[ASSIGNED TASK]
As the answer, give every line of the records that includes the word "image".

[WORKING DATA]
"""

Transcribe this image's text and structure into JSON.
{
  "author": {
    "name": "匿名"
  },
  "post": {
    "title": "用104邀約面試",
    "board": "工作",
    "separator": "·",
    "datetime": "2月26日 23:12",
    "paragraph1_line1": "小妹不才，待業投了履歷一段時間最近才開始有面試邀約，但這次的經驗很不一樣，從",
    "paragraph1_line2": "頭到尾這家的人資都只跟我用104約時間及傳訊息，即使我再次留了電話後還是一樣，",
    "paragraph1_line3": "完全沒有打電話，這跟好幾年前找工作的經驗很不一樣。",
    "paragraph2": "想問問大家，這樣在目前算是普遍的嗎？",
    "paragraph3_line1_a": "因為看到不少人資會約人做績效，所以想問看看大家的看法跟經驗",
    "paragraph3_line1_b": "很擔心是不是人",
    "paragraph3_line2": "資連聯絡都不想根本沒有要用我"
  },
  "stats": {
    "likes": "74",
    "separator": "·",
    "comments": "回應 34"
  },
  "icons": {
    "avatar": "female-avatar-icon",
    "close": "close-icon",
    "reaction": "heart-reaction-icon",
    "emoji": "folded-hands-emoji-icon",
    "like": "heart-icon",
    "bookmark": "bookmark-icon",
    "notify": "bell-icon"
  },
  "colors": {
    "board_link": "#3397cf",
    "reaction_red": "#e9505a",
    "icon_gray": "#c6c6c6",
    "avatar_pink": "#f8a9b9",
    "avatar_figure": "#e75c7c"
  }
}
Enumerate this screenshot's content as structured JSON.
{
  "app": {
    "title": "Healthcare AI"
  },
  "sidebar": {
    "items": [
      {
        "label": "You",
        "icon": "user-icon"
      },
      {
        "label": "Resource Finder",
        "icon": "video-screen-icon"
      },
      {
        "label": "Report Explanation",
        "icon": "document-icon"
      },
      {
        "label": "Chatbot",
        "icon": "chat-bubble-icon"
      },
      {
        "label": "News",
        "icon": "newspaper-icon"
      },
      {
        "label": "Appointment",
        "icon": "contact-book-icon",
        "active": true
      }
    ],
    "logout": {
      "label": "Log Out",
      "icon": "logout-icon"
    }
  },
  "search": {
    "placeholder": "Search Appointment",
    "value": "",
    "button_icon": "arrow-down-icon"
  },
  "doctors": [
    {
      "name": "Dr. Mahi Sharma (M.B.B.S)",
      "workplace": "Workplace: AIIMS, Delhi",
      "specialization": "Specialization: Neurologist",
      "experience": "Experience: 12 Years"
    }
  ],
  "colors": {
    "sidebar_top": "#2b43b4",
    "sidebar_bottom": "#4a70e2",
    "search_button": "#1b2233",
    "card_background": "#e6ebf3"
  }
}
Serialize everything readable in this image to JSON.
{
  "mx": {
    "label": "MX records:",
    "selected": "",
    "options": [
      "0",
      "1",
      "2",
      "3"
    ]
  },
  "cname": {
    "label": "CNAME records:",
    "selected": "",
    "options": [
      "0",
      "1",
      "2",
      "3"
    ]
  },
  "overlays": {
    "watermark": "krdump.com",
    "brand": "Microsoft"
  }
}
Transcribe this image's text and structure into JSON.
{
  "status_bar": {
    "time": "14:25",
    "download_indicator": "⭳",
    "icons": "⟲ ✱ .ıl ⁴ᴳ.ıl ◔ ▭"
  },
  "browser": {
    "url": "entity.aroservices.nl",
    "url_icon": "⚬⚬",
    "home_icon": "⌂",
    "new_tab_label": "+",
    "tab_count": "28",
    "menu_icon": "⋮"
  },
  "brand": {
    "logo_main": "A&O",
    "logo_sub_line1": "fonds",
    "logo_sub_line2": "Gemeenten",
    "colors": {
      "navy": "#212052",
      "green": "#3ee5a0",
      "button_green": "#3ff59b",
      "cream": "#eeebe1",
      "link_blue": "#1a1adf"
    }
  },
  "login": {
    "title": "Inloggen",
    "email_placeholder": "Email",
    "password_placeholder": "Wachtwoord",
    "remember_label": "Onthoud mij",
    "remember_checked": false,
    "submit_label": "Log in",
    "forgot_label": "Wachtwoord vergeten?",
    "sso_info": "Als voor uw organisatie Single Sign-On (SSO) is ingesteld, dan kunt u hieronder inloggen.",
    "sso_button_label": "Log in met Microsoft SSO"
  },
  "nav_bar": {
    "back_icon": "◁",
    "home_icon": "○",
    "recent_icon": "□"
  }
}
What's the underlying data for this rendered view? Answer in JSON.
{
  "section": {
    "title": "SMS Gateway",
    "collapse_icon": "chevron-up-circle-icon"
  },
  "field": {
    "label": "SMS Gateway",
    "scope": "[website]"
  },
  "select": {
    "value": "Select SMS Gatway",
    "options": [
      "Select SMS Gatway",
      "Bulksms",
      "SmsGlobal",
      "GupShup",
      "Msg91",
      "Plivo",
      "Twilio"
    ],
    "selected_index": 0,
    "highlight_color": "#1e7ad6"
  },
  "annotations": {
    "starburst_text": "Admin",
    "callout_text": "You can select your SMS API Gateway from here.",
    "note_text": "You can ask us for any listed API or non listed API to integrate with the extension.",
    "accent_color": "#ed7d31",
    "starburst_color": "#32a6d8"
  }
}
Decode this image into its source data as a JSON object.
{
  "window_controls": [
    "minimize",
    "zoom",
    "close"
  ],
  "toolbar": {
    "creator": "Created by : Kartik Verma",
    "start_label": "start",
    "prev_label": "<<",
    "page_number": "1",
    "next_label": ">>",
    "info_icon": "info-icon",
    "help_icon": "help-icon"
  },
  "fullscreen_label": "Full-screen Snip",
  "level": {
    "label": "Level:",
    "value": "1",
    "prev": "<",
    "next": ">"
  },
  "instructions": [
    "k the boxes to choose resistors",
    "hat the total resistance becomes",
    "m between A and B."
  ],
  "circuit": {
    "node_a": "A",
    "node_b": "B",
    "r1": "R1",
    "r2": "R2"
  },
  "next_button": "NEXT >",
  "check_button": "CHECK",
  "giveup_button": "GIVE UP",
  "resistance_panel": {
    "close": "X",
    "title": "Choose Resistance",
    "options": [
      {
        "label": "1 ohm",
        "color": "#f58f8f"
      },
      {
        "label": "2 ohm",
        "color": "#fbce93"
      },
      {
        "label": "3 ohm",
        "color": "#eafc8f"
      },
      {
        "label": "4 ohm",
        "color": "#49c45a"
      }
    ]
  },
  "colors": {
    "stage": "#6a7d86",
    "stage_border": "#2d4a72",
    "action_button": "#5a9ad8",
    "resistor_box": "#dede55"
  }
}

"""

[TASK ANSWER]
Transcribe this image's text and structure into JSON.
Serialize everything readable in this image to JSON.
Transcribe this image's text and structure into JSON.
Decode this image into its source data as a JSON object.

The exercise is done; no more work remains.